[Stored items]
⁂

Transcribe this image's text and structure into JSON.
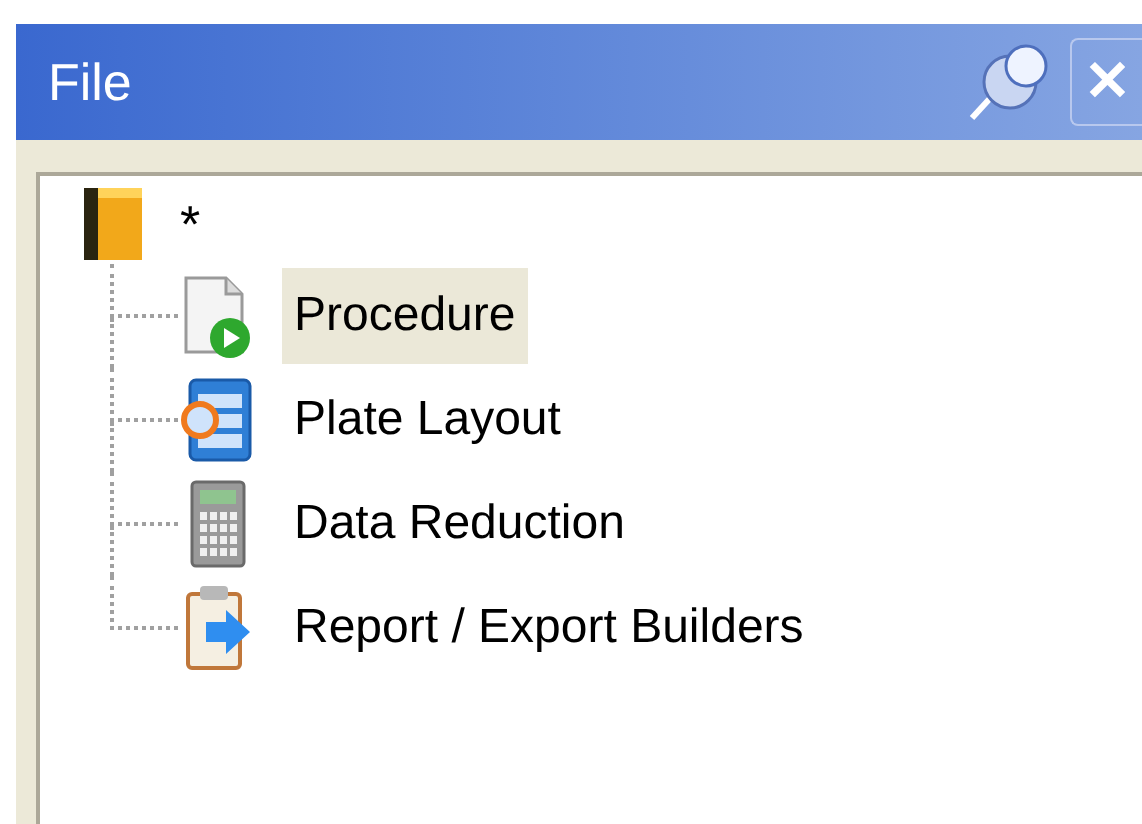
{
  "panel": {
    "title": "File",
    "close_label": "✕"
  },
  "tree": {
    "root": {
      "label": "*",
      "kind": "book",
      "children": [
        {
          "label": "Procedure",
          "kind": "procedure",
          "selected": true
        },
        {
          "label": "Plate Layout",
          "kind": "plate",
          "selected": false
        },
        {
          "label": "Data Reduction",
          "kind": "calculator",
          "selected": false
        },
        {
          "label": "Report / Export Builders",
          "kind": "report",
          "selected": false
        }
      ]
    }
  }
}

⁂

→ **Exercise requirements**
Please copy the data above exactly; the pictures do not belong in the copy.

→ **Response to this task**
Transcribe this image's text and structure into JSON.
{
  "panel": {
    "title": "File",
    "close_label": "✕"
  },
  "tree": {
    "root": {
      "label": "*",
      "kind": "book",
      "children": [
        {
          "label": "Procedure",
          "kind": "procedure",
          "selected": true
        },
        {
          "label": "Plate Layout",
          "kind": "plate",
          "selected": false
        },
        {
          "label": "Data Reduction",
          "kind": "calculator",
          "selected": false
        },
        {
          "label": "Report / Export Builders",
          "kind": "report",
          "selected": false
        }
      ]
    }
  }
}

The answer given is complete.